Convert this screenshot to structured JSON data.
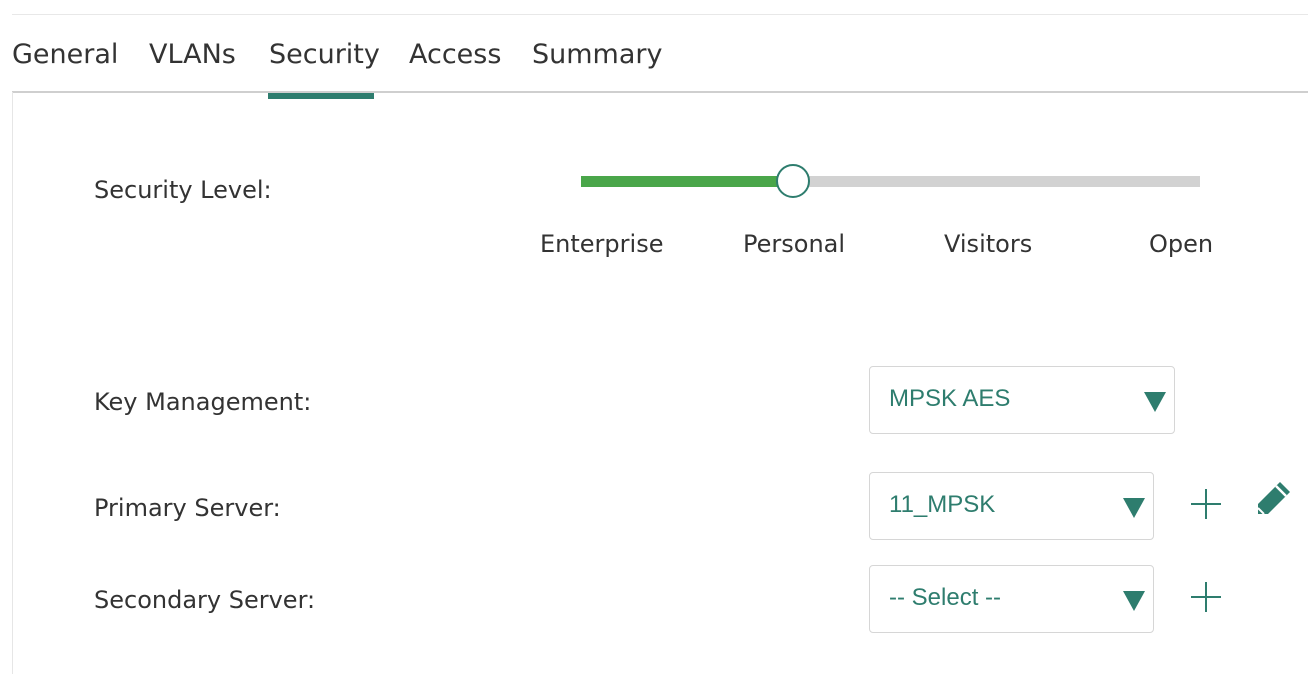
{
  "tabs": [
    {
      "label": "General",
      "active": false
    },
    {
      "label": "VLANs",
      "active": false
    },
    {
      "label": "Security",
      "active": true
    },
    {
      "label": "Access",
      "active": false
    },
    {
      "label": "Summary",
      "active": false
    }
  ],
  "security_level": {
    "label": "Security Level:",
    "levels": [
      "Enterprise",
      "Personal",
      "Visitors",
      "Open"
    ],
    "selected": "Personal",
    "fill_fraction": 0.343
  },
  "key_management": {
    "label": "Key Management:",
    "value": "MPSK AES"
  },
  "primary_server": {
    "label": "Primary Server:",
    "value": "11_MPSK",
    "add_icon": "plus-icon",
    "edit_icon": "pencil-icon"
  },
  "secondary_server": {
    "label": "Secondary Server:",
    "value": "-- Select --",
    "add_icon": "plus-icon"
  },
  "colors": {
    "accent": "#2e7d6e",
    "slider_fill": "#4aa64a",
    "slider_track": "#d2d2d2"
  }
}
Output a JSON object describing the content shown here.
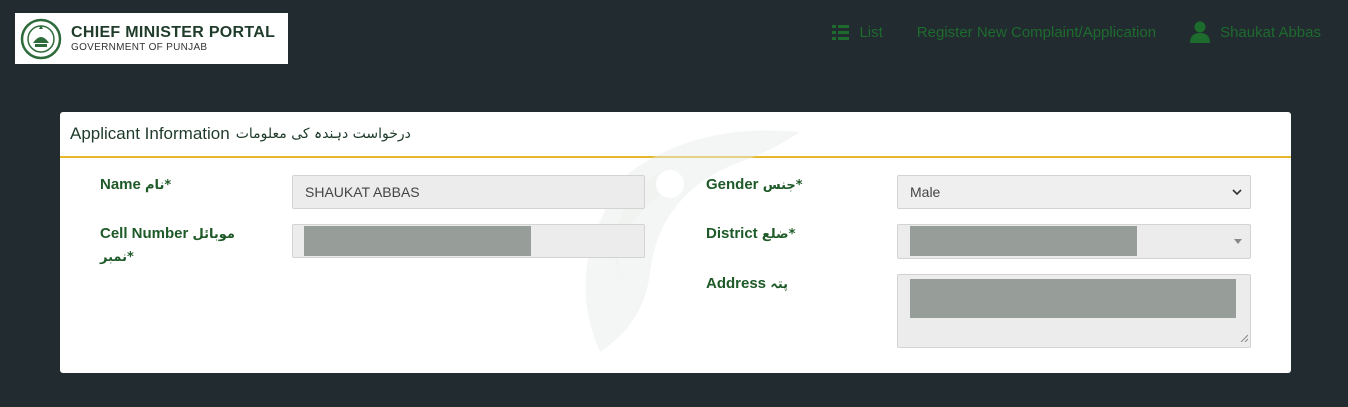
{
  "header": {
    "logo_title": "CHIEF MINISTER PORTAL",
    "logo_subtitle": "GOVERNMENT OF PUNJAB",
    "nav": {
      "list_label": "List",
      "register_label": "Register New Complaint/Application",
      "user_label": "Shaukat Abbas"
    }
  },
  "card": {
    "title": "Applicant Information",
    "title_urdu": "درخواست دہندہ کی معلومات",
    "name": {
      "label": "Name",
      "label_urdu": "نام*",
      "value": "SHAUKAT ABBAS"
    },
    "cell": {
      "label": "Cell Number",
      "label_urdu": "موبائل",
      "label_urdu2": "نمبر*"
    },
    "gender": {
      "label": "Gender",
      "label_urdu": "جنس*",
      "value": "Male"
    },
    "district": {
      "label": "District",
      "label_urdu": "ضلع*"
    },
    "address": {
      "label": "Address",
      "label_urdu": "پتہ"
    }
  },
  "colors": {
    "nav_green": "#1e6b2e",
    "accent": "#e6b92c",
    "background": "#212b30"
  }
}
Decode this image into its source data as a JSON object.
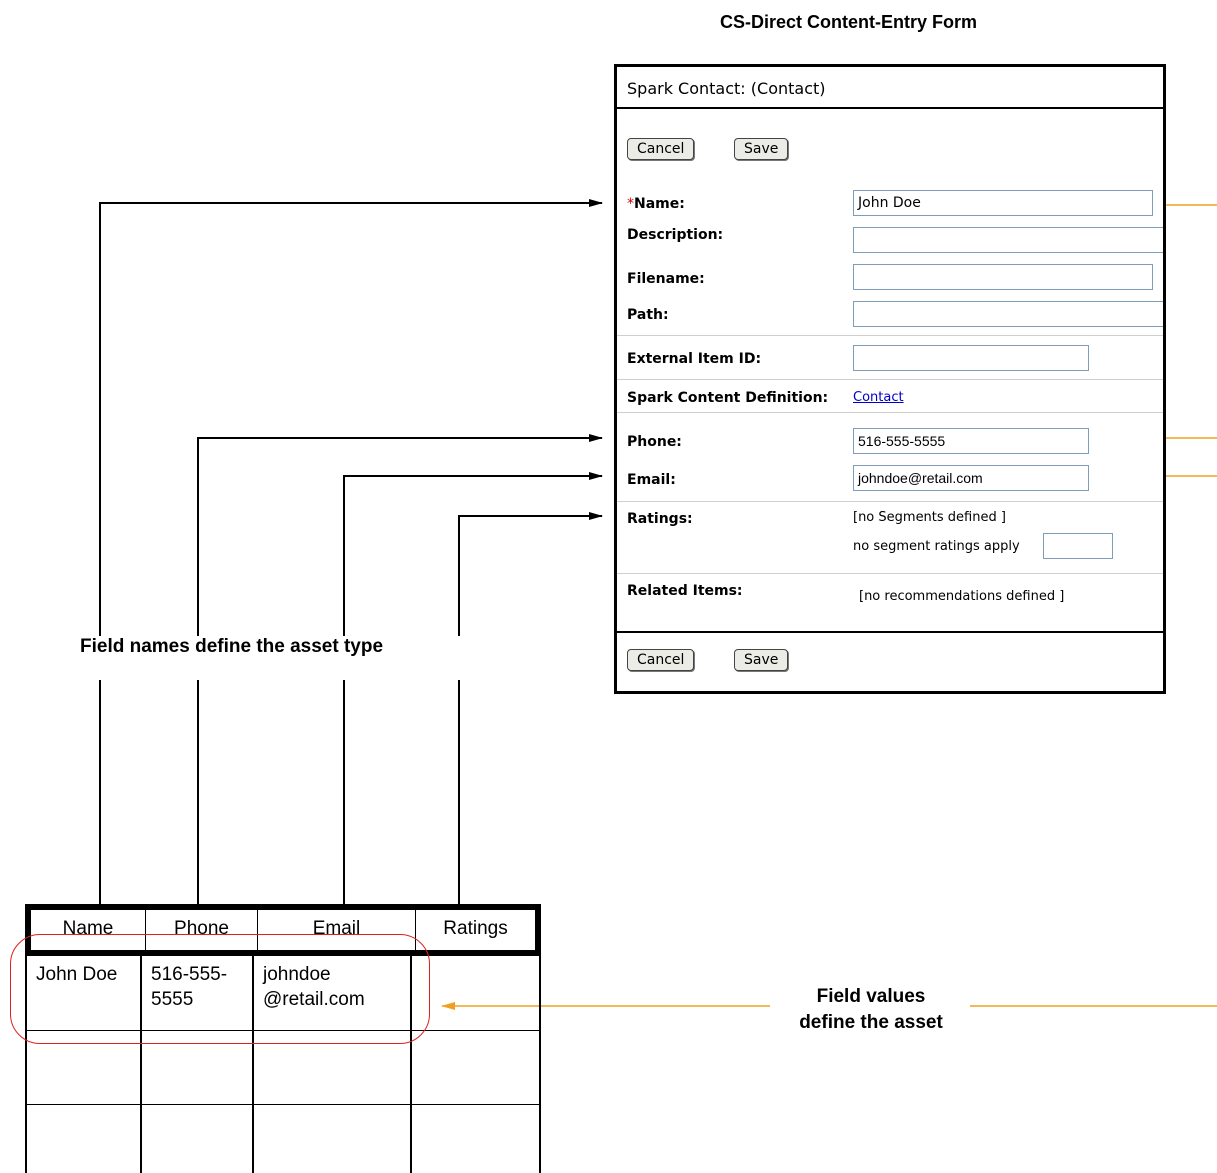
{
  "form_heading": "CS-Direct Content-Entry Form",
  "form": {
    "title": "Spark Contact: (Contact)",
    "cancel_label": "Cancel",
    "save_label": "Save",
    "required_mark": "*",
    "fields": {
      "name_label": "Name:",
      "name_value": "John Doe",
      "description_label": "Description:",
      "filename_label": "Filename:",
      "path_label": "Path:",
      "external_id_label": "External Item ID:",
      "definition_label": "Spark Content Definition:",
      "definition_link": "Contact",
      "phone_label": "Phone:",
      "phone_value": "516-555-5555",
      "email_label": "Email:",
      "email_value": "johndoe@retail.com",
      "ratings_label": "Ratings:",
      "ratings_note": "[no Segments defined ]",
      "segment_note": "no segment ratings apply",
      "related_label": "Related Items:",
      "related_note": "[no recommendations defined ]"
    }
  },
  "captions": {
    "field_names": "Field names define the asset type",
    "field_values_line1": "Field values",
    "field_values_line2": "define the asset"
  },
  "table": {
    "headers": [
      "Name",
      "Phone",
      "Email",
      "Ratings"
    ],
    "row1": {
      "name": "John Doe",
      "phone_1": "516-555-",
      "phone_2": "5555",
      "email_1": "johndoe",
      "email_2": "@retail.com",
      "ratings": ""
    }
  },
  "colors": {
    "arrow_black": "#000000",
    "arrow_orange": "#f0a020",
    "highlight_oval": "#e02020",
    "required_red": "#d00000",
    "link_blue": "#0000cc"
  }
}
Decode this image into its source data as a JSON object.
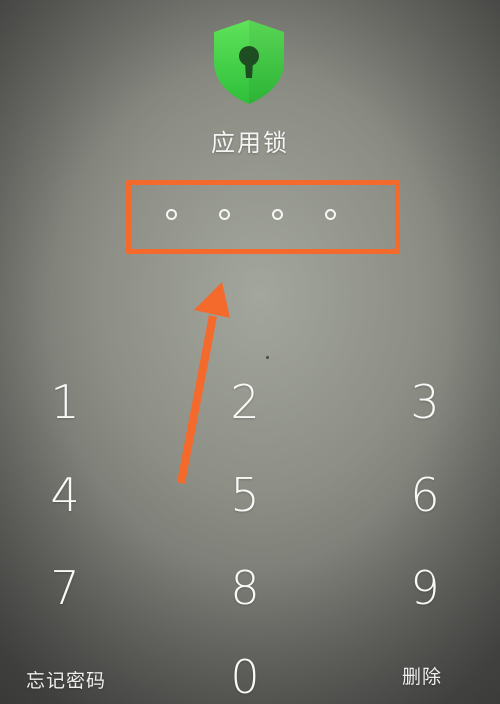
{
  "app": {
    "title": "应用锁"
  },
  "logo": {
    "icon": "shield-keyhole-icon",
    "color": "#4cd94a"
  },
  "pin": {
    "length": 4,
    "filled": 0,
    "highlight_color": "#f46a2c"
  },
  "keypad": {
    "k1": "1",
    "k2": "2",
    "k3": "3",
    "k4": "4",
    "k5": "5",
    "k6": "6",
    "k7": "7",
    "k8": "8",
    "k9": "9",
    "k0": "0"
  },
  "actions": {
    "forgot_password": "忘记密码",
    "delete": "删除"
  },
  "annotation": {
    "arrow_icon": "arrow-up-icon",
    "color": "#f46a2c"
  }
}
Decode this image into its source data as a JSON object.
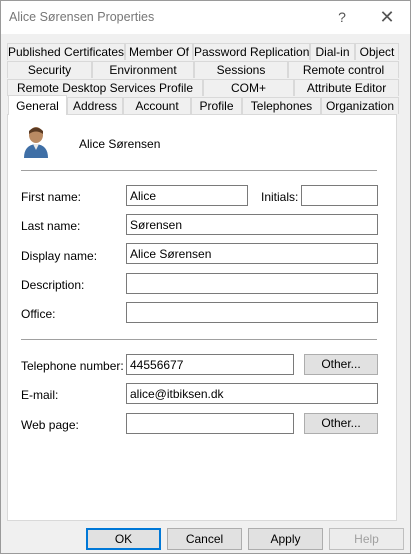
{
  "window": {
    "title": "Alice Sørensen Properties",
    "help_glyph": "?",
    "close_glyph": "✕"
  },
  "tabs": {
    "row1": [
      "Published Certificates",
      "Member Of",
      "Password Replication",
      "Dial-in",
      "Object"
    ],
    "row2": [
      "Security",
      "Environment",
      "Sessions",
      "Remote control"
    ],
    "row3": [
      "Remote Desktop Services Profile",
      "COM+",
      "Attribute Editor"
    ],
    "row4": [
      "General",
      "Address",
      "Account",
      "Profile",
      "Telephones",
      "Organization"
    ],
    "active": "General"
  },
  "general": {
    "user_icon": "user-icon",
    "display_header": "Alice Sørensen",
    "first_name_label": "First name:",
    "first_name_value": "Alice",
    "initials_label": "Initials:",
    "initials_value": "",
    "last_name_label": "Last name:",
    "last_name_value": "Sørensen",
    "display_name_label": "Display name:",
    "display_name_value": "Alice Sørensen",
    "description_label": "Description:",
    "description_value": "",
    "office_label": "Office:",
    "office_value": "",
    "telephone_label": "Telephone number:",
    "telephone_value": "44556677",
    "email_label": "E-mail:",
    "email_value": "alice@itbiksen.dk",
    "webpage_label": "Web page:",
    "webpage_value": "",
    "other_label": "Other..."
  },
  "footer": {
    "ok": "OK",
    "cancel": "Cancel",
    "apply": "Apply",
    "help": "Help"
  }
}
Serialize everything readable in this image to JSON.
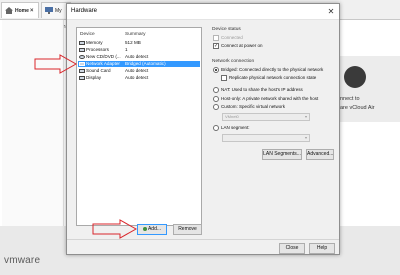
{
  "app": {
    "tabs": [
      {
        "label": "Home",
        "close": "×"
      },
      {
        "label": "My Com"
      }
    ],
    "cloud": {
      "line1": "nnect to",
      "line2": "are vCloud Air"
    },
    "logo": "vmware"
  },
  "dialog": {
    "title": "Hardware",
    "close": "✕",
    "device_list": {
      "headers": {
        "device": "Device",
        "summary": "Summary"
      },
      "rows": [
        {
          "device": "Memory",
          "summary": "512 MB",
          "icon": "memory-icon"
        },
        {
          "device": "Processors",
          "summary": "1",
          "icon": "cpu-icon"
        },
        {
          "device": "New CD/DVD (...",
          "summary": "Auto detect",
          "icon": "cd-dvd-icon"
        },
        {
          "device": "Network Adapter",
          "summary": "Bridged (Automatic)",
          "icon": "network-adapter-icon",
          "selected": true
        },
        {
          "device": "Sound Card",
          "summary": "Auto detect",
          "icon": "sound-card-icon"
        },
        {
          "device": "Display",
          "summary": "Auto detect",
          "icon": "display-icon"
        }
      ]
    },
    "buttons": {
      "add": "Add...",
      "remove": "Remove",
      "close": "Close",
      "help": "Help"
    },
    "device_status": {
      "title": "Device status",
      "connected": "Connected",
      "connect_at_power_on": "Connect at power on",
      "check_mark": "✓"
    },
    "network_connection": {
      "title": "Network connection",
      "bridged": "Bridged: Connected directly to the physical network",
      "replicate": "Replicate physical network connection state",
      "nat": "NAT: Used to share the host's IP address",
      "host_only": "Host-only: A private network shared with the host",
      "custom": "Custom: Specific virtual network",
      "vmnet_value": "VMnet0",
      "lan_segment": "LAN segment:",
      "lan_segments_button": "LAN Segments...",
      "advanced_button": "Advanced..."
    }
  },
  "colors": {
    "selection": "#3399ff",
    "arrow_outline": "#d9262b"
  }
}
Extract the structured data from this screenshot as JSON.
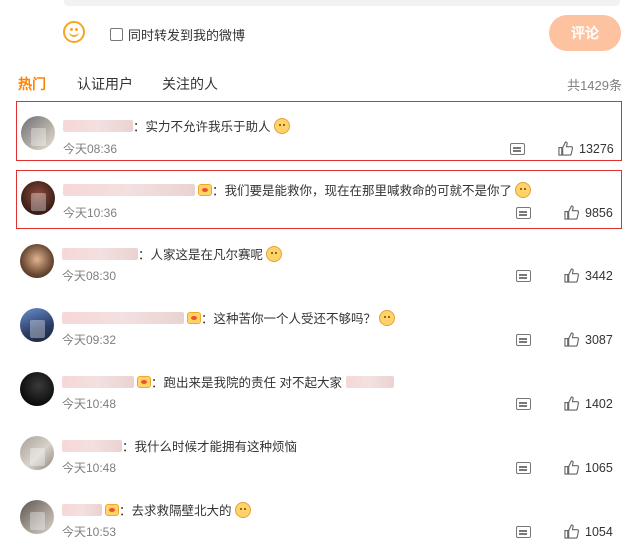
{
  "composer": {
    "emoji_icon": "smile-icon",
    "repost_label": "同时转发到我的微博",
    "submit_label": "评论",
    "submit_color": "#fdc2a0"
  },
  "tabs": {
    "items": [
      "热门",
      "认证用户",
      "关注的人"
    ],
    "active_index": 0,
    "active_color": "#ff8200",
    "total_label": "共1429条"
  },
  "comments": [
    {
      "text": "：实力不允许我乐于助人",
      "time": "今天08:36",
      "likes": "13276",
      "highlighted": true,
      "has_badge": false,
      "emoji": "doge-icon"
    },
    {
      "text": "：我们要是能救你，现在在那里喊救命的可就不是你了",
      "time": "今天10:36",
      "likes": "9856",
      "highlighted": true,
      "has_badge": true,
      "emoji": "doge-icon"
    },
    {
      "text": "：人家这是在凡尔赛呢",
      "time": "今天08:30",
      "likes": "3442",
      "highlighted": false,
      "has_badge": false,
      "emoji": "smile-icon"
    },
    {
      "text": "：这种苦你一个人受还不够吗？",
      "time": "今天09:32",
      "likes": "3087",
      "highlighted": false,
      "has_badge": true,
      "emoji": "doge-icon"
    },
    {
      "text": "：跑出来是我院的责任 对不起大家",
      "time": "今天10:48",
      "likes": "1402",
      "highlighted": false,
      "has_badge": true,
      "emoji": ""
    },
    {
      "text": "：我什么时候才能拥有这种烦恼",
      "time": "今天10:48",
      "likes": "1065",
      "highlighted": false,
      "has_badge": false,
      "emoji": ""
    },
    {
      "text": "：去求救隔壁北大的",
      "time": "今天10:53",
      "likes": "1054",
      "highlighted": false,
      "has_badge": true,
      "emoji": "doge-icon"
    }
  ],
  "colors": {
    "highlight_border": "#e03131",
    "meta_text": "#808080"
  }
}
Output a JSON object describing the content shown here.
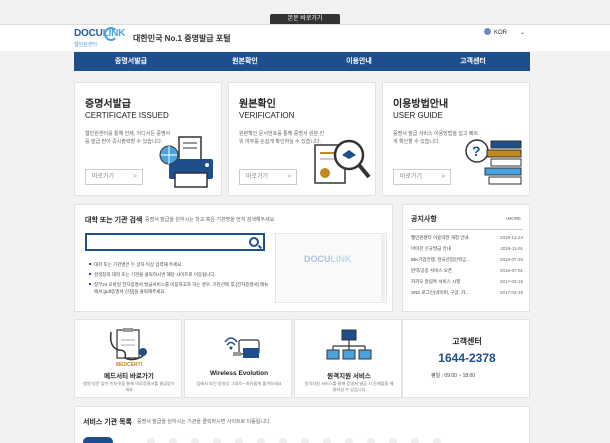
{
  "top": {
    "skip_label": "본문 바로가기"
  },
  "header": {
    "logo_text_a": "DOCU",
    "logo_text_b": "LINK",
    "logo_sub": "웹민원센터",
    "tagline": "대한민국 No.1 증명발급 포털",
    "language": "KOR"
  },
  "nav": {
    "items": [
      {
        "label": "증명서발급"
      },
      {
        "label": "원본확인"
      },
      {
        "label": "이용안내"
      },
      {
        "label": "고객센터"
      }
    ]
  },
  "cards": [
    {
      "title_ko": "증명서발급",
      "title_en": "CERTIFICATE ISSUED",
      "desc": "웹민원센터를 통해 언제, 어디서든 증명서를 발급 받아 즉시출력할 수 있습니다.",
      "button": "바로가기",
      "icon": "printer-globe-icon"
    },
    {
      "title_ko": "원본확인",
      "title_en": "VERIFICATION",
      "desc": "원본확인 문서번호를 통해 증명서 원본 진위 여부를 손쉽게 확인하실 수 있습니다.",
      "button": "바로가기",
      "icon": "certificate-magnifier-icon"
    },
    {
      "title_ko": "이용방법안내",
      "title_en": "USER GUIDE",
      "desc": "증명서 발급 서비스 이용방법을 쉽고 빠르게 확인할 수 있습니다.",
      "button": "바로가기",
      "icon": "books-question-icon"
    }
  ],
  "search": {
    "title": "대학 또는 기관 검색",
    "subtitle": "증명서 발급을 원하시는 학교 혹은 기관명을 먼저 검색해주세요.",
    "input_value": "",
    "info": [
      "대학 또는 기관명은 두 글자 이상 입력해 주세요.",
      "검색창의 대학 또는 기관을 클릭하시면 해당 사이트로 이동됩니다.",
      "정부24 모바일 전자증명서 발급서비스를 이용하고자 하는 경우, 기관선택 후 [전자증명서] 메뉴에서 [pdf증명서 신청]을 클릭해주세요."
    ],
    "watermark_a": "DOCU",
    "watermark_b": "LINK"
  },
  "notice": {
    "title": "공지사항",
    "more": "+MORE",
    "items": [
      {
        "title": "웹민원센터 이용약관 개정 안내",
        "date": "2019-12-24"
      },
      {
        "title": "마이한 신규발급 안내",
        "date": "2019-11-01"
      },
      {
        "title": "IBK기업은행, 한국산업인력공...",
        "date": "2018-07-20"
      },
      {
        "title": "번역/공증 서비스 오픈",
        "date": "2018-07-01"
      },
      {
        "title": "카카오 알림톡 서비스 시행",
        "date": "2017-03-16"
      },
      {
        "title": "SNS 로그인(네이버, 구글, 카...",
        "date": "2017-03-16"
      }
    ]
  },
  "services": [
    {
      "sub": "MEDCERTI",
      "name": "메드서티 바로가기",
      "desc": "병원 방문 없이 인터넷을 통해 의료증명서를 발급받으세요",
      "icon": "stethoscope-clipboard-icon"
    },
    {
      "sub": "",
      "name": "Wireless Evolution",
      "desc": "집에서 보던 동영상 그대로~ 자유롭게 즐겨보세요",
      "icon": "wireless-usb-icon"
    },
    {
      "sub": "",
      "name": "원격지원 서비스",
      "desc": "원격지원 서비스를 통해 증명서 발급 시 문제점을 해결하실 수 있습니다",
      "icon": "remote-network-icon"
    }
  ],
  "customer_center": {
    "title": "고객센터",
    "phone": "1644-2378",
    "hours": "평일 : 09:00 ~ 18:00"
  },
  "institutions": {
    "title": "서비스 기관 목록",
    "subtitle": "증명서 발급을 원하시는 기관을 클릭하시면 사이트로 이동됩니다."
  },
  "colors": {
    "brand_navy": "#1e4e8c",
    "brand_light": "#4aa3df",
    "accent_gold": "#c08a1e"
  }
}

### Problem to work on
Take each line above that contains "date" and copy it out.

### Written solution
        "date": "2019-12-24"
        "date": "2019-11-01"
        "date": "2018-07-20"
        "date": "2018-07-01"
        "date": "2017-03-16"
        "date": "2017-03-16"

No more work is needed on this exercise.